• **Provided records**
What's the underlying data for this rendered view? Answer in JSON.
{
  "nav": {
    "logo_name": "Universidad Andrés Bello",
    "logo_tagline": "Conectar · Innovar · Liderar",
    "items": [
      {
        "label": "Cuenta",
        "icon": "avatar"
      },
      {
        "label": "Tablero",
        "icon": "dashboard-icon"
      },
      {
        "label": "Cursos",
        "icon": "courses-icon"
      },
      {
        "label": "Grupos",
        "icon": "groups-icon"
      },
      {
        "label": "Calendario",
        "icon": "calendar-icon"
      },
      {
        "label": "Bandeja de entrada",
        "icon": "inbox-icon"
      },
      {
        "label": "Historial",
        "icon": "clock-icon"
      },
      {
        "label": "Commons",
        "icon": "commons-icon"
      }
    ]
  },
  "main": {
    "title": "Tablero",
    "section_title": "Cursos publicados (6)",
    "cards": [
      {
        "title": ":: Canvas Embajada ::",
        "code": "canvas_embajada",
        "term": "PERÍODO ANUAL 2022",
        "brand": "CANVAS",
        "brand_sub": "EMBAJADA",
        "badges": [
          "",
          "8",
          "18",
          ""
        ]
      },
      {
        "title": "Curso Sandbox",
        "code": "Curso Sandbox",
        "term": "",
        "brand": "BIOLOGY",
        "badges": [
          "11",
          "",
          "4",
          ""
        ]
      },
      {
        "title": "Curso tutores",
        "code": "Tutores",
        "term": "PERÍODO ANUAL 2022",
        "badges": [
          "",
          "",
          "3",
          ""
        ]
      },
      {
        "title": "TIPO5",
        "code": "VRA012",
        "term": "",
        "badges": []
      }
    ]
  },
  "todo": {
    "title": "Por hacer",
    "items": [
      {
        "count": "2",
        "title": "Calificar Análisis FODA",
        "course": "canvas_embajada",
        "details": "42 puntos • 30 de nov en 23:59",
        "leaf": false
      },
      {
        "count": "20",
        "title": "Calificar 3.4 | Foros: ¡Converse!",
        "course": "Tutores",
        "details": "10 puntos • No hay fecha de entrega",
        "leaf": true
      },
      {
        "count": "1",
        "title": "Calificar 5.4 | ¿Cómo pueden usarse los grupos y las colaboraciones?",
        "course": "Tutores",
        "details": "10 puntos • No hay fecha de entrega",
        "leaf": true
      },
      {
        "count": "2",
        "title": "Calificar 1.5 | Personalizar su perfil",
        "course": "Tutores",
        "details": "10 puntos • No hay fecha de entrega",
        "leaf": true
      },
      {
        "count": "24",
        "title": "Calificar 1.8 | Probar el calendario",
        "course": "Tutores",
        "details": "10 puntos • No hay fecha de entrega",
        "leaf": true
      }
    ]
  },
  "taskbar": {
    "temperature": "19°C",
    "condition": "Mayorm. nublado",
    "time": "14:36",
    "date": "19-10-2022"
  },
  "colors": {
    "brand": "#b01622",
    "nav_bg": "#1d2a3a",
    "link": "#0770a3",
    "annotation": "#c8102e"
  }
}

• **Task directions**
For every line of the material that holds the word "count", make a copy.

• **Expected answer**
        "count": "2",
        "count": "20",
        "count": "1",
        "count": "2",
        "count": "24",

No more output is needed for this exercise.